Exchange-traded funds (ETFs) have been a hot topic in the fund industry and media for a few years now. In some cases one gets the impression that these "new" products are everywhere, and in other cases it sounds like they are taking over the fund industry. Even some fund professionals project that ETFs will have the favour of all kinds of investors in the near future, since ETFs as a whole have shown very high growth rates since their introduction to the European market in 2001 and accounted for 339.5 billion euros in assets under management on June 30, 2014. ETFs have become a serious part of the European fund industry.
Figure 1 Development of Assets Under Management of the European ETF Segment (in billion euros), December 2005 - June 2014
Source: Lipper, a Thomson Reuters company
Even though Figure 1 shows impressive development of the assets under management in ETFs, to become a real threat to the active fund management industry, ETFs would not only need to increase their market share in terms of assets under management but also increase their market share from the overall net new sales of the fund industry. Since this likelihood can only be answered by an analysis of the flows into mutual funds in Europe, Figure 2 analyzes the market share of ETFs (in percentages) from the estimated net flows for European mutual funds from all asset classes (including money market funds).
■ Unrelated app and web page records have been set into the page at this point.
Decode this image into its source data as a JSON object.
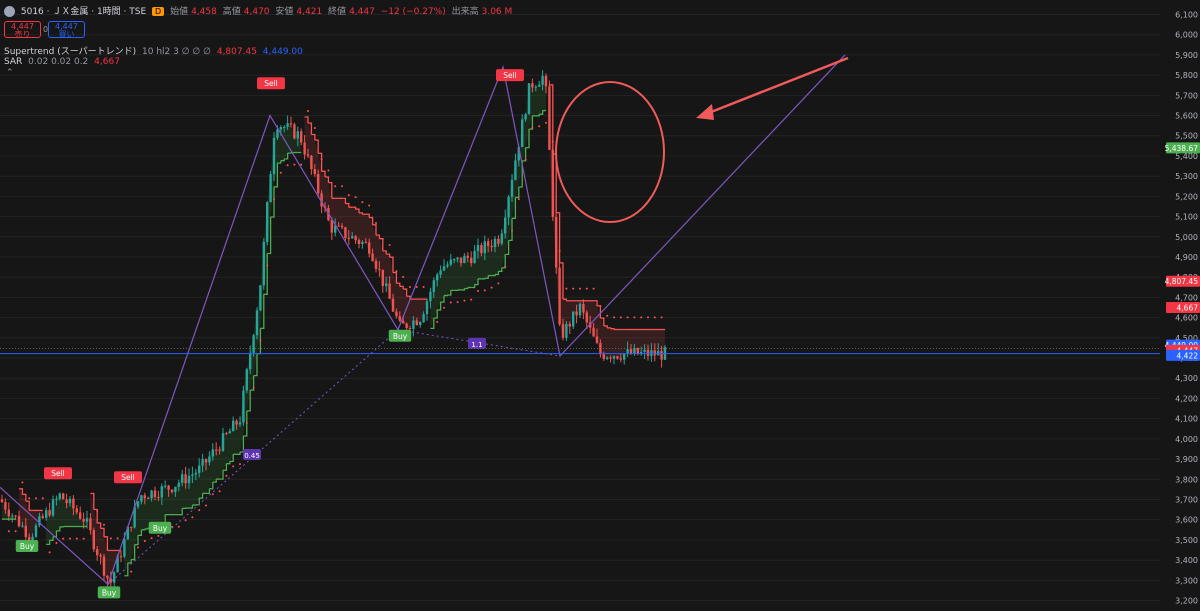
{
  "header": {
    "symbol": "5016 · ＪＸ金属 · 1時間 · TSE",
    "timeframe_badge": "D",
    "open_label": "始値",
    "open": "4,458",
    "high_label": "高値",
    "high": "4,470",
    "low_label": "安値",
    "low": "4,421",
    "close_label": "終値",
    "close": "4,447",
    "change": "−12 (−0.27%)",
    "volume_label": "出来高",
    "volume": "3.06 M"
  },
  "order": {
    "sell_price": "4,447",
    "sell_label": "売り",
    "spread": "0",
    "buy_price": "4,447",
    "buy_label": "買い"
  },
  "indicators": [
    {
      "name": "Supertrend (スーパートレンド)",
      "params": "10 hl2 3  ∅  ∅  ∅",
      "values": [
        "4,807.45",
        "4,449.00"
      ]
    },
    {
      "name": "SAR",
      "params": "0.02 0.02 0.2",
      "values": [
        "4,667"
      ]
    }
  ],
  "colors": {
    "bull": "#26a69a",
    "bear": "#ef5350",
    "supertrend_up": "#4caf50",
    "supertrend_down": "#ff5252",
    "sar": "#ff5252",
    "zigzag": "#7e57c2",
    "hline": "#2962ff",
    "arrow": "#f05a5a",
    "text": "#d1d4dc",
    "grid": "#232323"
  },
  "chart_data": {
    "type": "candlestick",
    "ylim": [
      3200,
      6100
    ],
    "y_ticks": [
      3200,
      3300,
      3400,
      3500,
      3600,
      3700,
      3800,
      3900,
      4000,
      4100,
      4200,
      4300,
      4400,
      4500,
      4600,
      4700,
      4800,
      4900,
      5000,
      5100,
      5200,
      5300,
      5400,
      5500,
      5600,
      5700,
      5800,
      5900,
      6000,
      6100
    ],
    "y_tick_labels": [
      "3,200",
      "3,300",
      "3,400",
      "3,500",
      "3,600",
      "3,700",
      "3,800",
      "3,900",
      "4,000",
      "4,100",
      "4,200",
      "4,300",
      "4,400",
      "4,500",
      "4,600",
      "4,700",
      "4,800",
      "4,900",
      "5,000",
      "5,100",
      "5,200",
      "5,300",
      "5,400",
      "5,500",
      "5,600",
      "5,700",
      "5,800",
      "5,900",
      "6,000",
      "6,100"
    ],
    "price_path": [
      [
        0,
        3700
      ],
      [
        0.03,
        3520
      ],
      [
        0.06,
        3720
      ],
      [
        0.085,
        3600
      ],
      [
        0.11,
        3280
      ],
      [
        0.14,
        3720
      ],
      [
        0.17,
        3760
      ],
      [
        0.2,
        3850
      ],
      [
        0.24,
        4100
      ],
      [
        0.26,
        4750
      ],
      [
        0.275,
        5570
      ],
      [
        0.3,
        5500
      ],
      [
        0.33,
        5050
      ],
      [
        0.37,
        4950
      ],
      [
        0.4,
        4550
      ],
      [
        0.42,
        4600
      ],
      [
        0.44,
        4850
      ],
      [
        0.47,
        4900
      ],
      [
        0.5,
        5000
      ],
      [
        0.53,
        5750
      ],
      [
        0.545,
        5800
      ],
      [
        0.56,
        4500
      ],
      [
        0.58,
        4650
      ],
      [
        0.6,
        4420
      ]
    ],
    "signals": [
      {
        "label": "Buy",
        "x_frac": 0.027,
        "price": 3470,
        "side": "buy"
      },
      {
        "label": "Sell",
        "x_frac": 0.058,
        "price": 3830,
        "side": "sell"
      },
      {
        "label": "Buy",
        "x_frac": 0.109,
        "price": 3240,
        "side": "buy"
      },
      {
        "label": "Sell",
        "x_frac": 0.128,
        "price": 3810,
        "side": "sell"
      },
      {
        "label": "Buy",
        "x_frac": 0.16,
        "price": 3560,
        "side": "buy"
      },
      {
        "label": "Sell",
        "x_frac": 0.271,
        "price": 5760,
        "side": "sell"
      },
      {
        "label": "Buy",
        "x_frac": 0.4,
        "price": 4510,
        "side": "buy"
      },
      {
        "label": "Sell",
        "x_frac": 0.51,
        "price": 5800,
        "side": "sell"
      }
    ],
    "zigzag": [
      [
        0,
        3760
      ],
      [
        0.108,
        3280
      ],
      [
        0.27,
        5600
      ],
      [
        0.398,
        4540
      ],
      [
        0.503,
        5840
      ],
      [
        0.56,
        4410
      ],
      [
        0.845,
        5900
      ]
    ],
    "fib_labels": [
      {
        "text": "0.45",
        "x_frac": 0.252,
        "price": 3920
      },
      {
        "text": "1.1",
        "x_frac": 0.477,
        "price": 4470
      }
    ],
    "price_tags": [
      {
        "text": "5,438.67",
        "price": 5440,
        "color": "#4caf50"
      },
      {
        "text": "4,807.45",
        "price": 4780,
        "color": "#f23645"
      },
      {
        "text": "4,667",
        "price": 4650,
        "color": "#f23645"
      },
      {
        "text": "4,449.00",
        "price": 4464,
        "color": "#2962ff"
      },
      {
        "text": "4,447",
        "price": 4438,
        "color": "#f23645"
      },
      {
        "text": "4,422",
        "price": 4413,
        "color": "#2962ff"
      }
    ],
    "horizontal_line_price": 4422
  }
}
Figure 2 Market Share of ETFs (%) of the Estimated Net Sales of Mutual Funds in Europe, 2002-August 2014 (all asset classes)
*The year 2008 shows no bar, since mutual funds overall posted net outflows, while ETFs enjoyed net inflows.
Source: Lipper FundFile
With regard to Figure 2, it seems the market share of ETFs from net new sales is fluctuating in a range between 5% and 15% and peaked between the financial crisis (2008) and the Eurozone government debt crisis (2011)—a period when investors demanded liquidity, transparency, and clear investment objectives from their investment vehicles. Since these are key features of ETFs, it is not surprising that European institutional investors especially have shifted their assets from actively managed funds in the direction of their passive counterparts. This means that the overall growth of the ETF industry has been driven mainly by the general inflows into mutual funds, of which ETFs are obviously a part.
From my point of view, the development of the ETF segment was a real success story in the past. But to maintain success as a growth segment in the future, ETF promoters will need to unlock the potential of all kinds of investors and sales channels to ensure the market share of the overall net new sales increases. Otherwise, ETFs will show signs of saturation—fairly normal when a product matures—which might lead to lower overall growth rates for the ETF segment. ETF promoters must adjust and adapt their communication, product, and sales strategies to the demand and needs of different groups of investors to overcome this challenge.
I think there was and still is a lot of noise around the growth of the ETF industry as a threat to active fund managers. But looking at the numbers, I don't see that the ETF industry has become a real threat so far. Despite the clash of cultures between active and passive management, I see both management approaches as two sides of the same coin. Since the markets and therefore passive approaches would not work if nobody bought and sold securities based on individual views, either they are both right or both wrong.
I see a bright future for the overall fund management industry and strongly believe that ETF promoters in Europe will do their homework. Therefore, I see an even brighter future for the ETF industry; ETFs should be able to increase their market share from net new sales and enter a new growth path.
The views expressed are the views of the author, not necessarily those of Thomson Reuters.